Data supplied section start
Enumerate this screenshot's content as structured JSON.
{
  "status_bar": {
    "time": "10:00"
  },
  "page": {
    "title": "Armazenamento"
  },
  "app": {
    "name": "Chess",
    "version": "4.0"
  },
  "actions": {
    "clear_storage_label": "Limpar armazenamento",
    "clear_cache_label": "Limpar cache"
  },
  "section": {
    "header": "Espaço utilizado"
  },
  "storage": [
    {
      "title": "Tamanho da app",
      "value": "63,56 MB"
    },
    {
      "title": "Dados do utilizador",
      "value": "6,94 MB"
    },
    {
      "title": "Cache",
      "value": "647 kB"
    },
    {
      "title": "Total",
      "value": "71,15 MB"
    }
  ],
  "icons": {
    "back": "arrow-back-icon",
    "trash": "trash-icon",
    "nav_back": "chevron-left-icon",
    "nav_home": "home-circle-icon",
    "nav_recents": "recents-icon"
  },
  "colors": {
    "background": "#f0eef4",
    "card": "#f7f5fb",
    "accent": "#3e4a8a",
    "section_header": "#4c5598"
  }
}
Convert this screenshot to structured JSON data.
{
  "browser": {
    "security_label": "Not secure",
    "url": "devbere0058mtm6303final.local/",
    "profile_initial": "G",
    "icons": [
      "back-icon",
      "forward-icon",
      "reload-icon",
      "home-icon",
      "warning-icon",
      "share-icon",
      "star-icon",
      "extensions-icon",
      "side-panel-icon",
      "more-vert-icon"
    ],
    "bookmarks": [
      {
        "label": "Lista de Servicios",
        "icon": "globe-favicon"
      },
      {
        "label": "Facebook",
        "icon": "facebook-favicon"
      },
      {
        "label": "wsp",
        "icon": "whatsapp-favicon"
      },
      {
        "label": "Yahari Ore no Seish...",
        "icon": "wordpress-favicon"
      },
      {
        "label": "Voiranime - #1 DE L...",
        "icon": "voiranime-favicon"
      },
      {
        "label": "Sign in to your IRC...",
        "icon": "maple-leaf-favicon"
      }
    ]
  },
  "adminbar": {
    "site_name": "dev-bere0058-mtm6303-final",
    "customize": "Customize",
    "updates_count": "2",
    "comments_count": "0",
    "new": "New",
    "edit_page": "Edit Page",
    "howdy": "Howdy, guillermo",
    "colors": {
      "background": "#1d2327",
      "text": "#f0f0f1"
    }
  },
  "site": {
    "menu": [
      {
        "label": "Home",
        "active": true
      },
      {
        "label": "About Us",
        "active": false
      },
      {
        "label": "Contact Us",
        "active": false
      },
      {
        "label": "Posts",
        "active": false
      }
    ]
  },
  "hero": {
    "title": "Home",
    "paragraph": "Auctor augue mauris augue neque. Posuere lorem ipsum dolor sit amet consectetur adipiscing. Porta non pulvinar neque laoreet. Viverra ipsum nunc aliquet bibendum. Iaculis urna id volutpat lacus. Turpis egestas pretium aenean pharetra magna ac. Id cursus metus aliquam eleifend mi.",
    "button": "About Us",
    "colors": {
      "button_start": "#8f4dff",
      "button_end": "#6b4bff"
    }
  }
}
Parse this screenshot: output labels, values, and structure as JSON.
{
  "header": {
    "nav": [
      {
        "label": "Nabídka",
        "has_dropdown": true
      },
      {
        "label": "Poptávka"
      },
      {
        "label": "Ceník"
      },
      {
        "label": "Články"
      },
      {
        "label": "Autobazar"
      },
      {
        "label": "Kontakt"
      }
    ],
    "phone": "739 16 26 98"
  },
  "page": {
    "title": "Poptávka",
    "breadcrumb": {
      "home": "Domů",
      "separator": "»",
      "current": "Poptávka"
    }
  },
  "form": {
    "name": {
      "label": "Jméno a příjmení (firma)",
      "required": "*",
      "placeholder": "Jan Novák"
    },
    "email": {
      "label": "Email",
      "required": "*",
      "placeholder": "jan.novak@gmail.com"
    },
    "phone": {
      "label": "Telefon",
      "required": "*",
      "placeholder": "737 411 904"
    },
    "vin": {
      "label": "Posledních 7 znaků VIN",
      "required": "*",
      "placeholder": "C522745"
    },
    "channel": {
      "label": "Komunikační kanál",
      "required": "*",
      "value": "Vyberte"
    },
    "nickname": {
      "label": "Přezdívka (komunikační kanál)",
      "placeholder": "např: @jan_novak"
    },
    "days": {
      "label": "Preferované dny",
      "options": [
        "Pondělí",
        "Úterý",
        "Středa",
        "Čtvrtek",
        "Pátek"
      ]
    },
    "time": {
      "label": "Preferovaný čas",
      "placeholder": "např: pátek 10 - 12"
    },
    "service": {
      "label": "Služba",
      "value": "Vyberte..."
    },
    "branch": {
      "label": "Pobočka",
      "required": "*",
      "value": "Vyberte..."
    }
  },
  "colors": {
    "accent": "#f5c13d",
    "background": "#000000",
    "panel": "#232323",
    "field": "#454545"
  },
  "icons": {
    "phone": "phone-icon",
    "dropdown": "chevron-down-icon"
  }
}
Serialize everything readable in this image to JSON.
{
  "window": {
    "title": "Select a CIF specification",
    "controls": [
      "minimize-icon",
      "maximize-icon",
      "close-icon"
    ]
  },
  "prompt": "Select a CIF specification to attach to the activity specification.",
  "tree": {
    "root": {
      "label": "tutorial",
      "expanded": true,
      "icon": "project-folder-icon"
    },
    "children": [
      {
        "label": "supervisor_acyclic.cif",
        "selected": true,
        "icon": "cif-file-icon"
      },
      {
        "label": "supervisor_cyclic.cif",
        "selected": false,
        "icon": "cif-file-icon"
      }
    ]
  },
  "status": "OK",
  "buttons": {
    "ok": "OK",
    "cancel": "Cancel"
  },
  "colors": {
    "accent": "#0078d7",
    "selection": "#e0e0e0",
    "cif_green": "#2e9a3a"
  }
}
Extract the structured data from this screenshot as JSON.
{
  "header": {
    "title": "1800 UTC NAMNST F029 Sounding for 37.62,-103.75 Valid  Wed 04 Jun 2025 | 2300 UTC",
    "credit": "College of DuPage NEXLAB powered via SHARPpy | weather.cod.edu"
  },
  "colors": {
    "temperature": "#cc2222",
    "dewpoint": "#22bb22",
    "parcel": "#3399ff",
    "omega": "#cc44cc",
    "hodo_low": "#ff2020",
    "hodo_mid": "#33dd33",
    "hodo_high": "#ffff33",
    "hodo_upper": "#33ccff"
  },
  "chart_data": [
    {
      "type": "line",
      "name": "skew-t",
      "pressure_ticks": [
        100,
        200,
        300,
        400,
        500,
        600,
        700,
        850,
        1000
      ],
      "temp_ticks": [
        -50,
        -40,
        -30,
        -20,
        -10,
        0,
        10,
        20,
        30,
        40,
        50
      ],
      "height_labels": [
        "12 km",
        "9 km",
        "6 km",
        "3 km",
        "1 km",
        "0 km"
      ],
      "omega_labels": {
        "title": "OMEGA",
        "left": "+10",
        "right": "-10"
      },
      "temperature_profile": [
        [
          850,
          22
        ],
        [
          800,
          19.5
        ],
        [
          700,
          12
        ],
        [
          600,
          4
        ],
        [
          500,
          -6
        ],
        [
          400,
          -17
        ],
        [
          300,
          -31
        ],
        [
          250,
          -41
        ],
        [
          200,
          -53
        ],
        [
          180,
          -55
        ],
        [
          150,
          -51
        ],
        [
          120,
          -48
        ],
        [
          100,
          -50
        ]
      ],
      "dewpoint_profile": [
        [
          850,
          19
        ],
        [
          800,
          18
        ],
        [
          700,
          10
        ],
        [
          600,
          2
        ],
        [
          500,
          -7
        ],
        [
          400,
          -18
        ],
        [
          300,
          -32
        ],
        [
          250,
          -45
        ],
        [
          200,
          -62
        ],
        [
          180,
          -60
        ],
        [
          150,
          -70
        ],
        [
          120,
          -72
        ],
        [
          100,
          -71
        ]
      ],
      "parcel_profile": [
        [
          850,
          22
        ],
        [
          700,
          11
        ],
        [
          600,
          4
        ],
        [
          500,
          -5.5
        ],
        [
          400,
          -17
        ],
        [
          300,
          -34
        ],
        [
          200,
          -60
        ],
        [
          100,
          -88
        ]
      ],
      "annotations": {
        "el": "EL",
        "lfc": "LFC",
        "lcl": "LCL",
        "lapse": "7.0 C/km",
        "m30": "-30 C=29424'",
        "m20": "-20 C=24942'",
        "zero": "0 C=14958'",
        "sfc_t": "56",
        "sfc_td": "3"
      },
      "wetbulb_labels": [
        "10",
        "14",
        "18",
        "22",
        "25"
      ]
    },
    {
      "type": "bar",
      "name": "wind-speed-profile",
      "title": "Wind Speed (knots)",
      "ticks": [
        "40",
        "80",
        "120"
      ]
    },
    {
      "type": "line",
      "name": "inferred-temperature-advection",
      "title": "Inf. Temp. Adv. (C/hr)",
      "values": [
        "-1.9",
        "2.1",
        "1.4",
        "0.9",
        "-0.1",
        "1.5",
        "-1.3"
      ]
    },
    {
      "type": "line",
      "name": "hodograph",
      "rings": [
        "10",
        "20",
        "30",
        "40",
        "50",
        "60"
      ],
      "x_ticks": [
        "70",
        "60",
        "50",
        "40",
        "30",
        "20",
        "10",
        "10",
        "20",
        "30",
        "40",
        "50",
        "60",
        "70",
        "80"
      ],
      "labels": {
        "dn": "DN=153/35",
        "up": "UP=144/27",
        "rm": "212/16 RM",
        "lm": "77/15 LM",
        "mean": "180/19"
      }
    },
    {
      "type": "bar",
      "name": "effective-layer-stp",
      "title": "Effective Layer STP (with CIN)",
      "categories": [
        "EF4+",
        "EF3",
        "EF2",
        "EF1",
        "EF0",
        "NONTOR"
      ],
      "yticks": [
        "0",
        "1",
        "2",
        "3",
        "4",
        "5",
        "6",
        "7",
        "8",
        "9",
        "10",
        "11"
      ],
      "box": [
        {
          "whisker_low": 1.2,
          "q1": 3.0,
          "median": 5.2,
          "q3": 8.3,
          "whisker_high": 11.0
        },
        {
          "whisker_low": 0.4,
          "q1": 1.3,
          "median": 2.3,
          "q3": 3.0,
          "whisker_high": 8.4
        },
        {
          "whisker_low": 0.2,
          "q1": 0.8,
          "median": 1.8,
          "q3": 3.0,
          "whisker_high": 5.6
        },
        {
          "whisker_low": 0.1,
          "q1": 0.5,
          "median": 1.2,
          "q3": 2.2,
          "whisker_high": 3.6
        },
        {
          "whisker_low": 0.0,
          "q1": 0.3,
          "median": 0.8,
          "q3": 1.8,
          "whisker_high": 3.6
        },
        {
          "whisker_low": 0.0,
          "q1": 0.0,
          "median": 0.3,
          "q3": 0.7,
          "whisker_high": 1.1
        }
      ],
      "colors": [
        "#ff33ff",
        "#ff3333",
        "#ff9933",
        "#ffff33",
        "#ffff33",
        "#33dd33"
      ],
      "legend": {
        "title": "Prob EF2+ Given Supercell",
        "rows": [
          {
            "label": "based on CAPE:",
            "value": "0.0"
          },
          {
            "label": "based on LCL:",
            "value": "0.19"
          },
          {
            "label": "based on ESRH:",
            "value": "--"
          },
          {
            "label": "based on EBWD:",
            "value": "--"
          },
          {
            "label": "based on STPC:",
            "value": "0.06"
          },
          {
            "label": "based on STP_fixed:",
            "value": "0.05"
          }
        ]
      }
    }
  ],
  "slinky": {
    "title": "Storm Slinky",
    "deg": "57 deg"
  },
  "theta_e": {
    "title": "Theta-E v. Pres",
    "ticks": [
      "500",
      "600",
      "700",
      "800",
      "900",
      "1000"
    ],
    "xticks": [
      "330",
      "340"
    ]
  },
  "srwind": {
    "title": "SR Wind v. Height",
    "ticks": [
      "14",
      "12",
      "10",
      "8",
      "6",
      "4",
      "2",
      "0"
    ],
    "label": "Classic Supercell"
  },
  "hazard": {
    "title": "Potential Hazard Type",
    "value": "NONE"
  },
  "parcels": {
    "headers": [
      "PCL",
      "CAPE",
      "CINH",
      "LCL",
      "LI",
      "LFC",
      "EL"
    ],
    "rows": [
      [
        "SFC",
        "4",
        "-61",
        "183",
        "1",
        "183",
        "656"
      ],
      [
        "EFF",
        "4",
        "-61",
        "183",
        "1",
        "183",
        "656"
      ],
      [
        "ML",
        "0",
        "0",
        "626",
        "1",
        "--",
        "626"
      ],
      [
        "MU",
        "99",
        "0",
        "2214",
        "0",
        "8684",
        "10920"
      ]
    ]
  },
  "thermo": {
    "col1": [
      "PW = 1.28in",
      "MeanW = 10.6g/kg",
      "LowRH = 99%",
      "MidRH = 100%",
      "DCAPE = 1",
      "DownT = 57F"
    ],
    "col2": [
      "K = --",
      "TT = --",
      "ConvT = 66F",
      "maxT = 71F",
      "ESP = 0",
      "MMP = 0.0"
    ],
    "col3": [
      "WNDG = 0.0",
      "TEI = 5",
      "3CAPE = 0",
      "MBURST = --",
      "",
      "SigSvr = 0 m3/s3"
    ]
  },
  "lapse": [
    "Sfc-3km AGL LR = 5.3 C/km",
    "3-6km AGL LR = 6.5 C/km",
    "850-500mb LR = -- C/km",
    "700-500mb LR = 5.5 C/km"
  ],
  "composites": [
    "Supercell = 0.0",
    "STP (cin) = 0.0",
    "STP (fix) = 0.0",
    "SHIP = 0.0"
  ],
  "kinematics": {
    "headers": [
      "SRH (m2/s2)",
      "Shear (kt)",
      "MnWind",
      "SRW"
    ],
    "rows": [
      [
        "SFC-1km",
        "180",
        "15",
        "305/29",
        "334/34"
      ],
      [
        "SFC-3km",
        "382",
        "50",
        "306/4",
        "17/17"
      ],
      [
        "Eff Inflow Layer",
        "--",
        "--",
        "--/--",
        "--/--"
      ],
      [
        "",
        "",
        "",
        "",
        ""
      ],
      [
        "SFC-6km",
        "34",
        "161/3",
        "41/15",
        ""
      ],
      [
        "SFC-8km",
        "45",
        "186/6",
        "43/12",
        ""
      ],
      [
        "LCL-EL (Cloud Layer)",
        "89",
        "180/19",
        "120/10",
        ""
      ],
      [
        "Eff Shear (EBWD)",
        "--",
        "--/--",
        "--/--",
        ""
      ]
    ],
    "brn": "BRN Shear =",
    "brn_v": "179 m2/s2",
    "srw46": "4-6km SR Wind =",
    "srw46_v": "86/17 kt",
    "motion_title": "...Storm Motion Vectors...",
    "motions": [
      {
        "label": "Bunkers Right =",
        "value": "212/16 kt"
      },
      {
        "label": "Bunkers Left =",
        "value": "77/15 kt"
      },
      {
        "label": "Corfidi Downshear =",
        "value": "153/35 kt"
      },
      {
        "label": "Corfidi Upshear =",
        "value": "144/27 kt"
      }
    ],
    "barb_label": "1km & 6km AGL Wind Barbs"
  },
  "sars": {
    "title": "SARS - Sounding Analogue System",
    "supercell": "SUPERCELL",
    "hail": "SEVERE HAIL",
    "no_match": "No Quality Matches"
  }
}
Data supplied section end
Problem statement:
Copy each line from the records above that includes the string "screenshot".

Solution:
Enumerate this screenshot's content as structured JSON.
Convert this screenshot to structured JSON data.
Parse this screenshot: output labels, values, and structure as JSON.
Extract the structured data from this screenshot as JSON.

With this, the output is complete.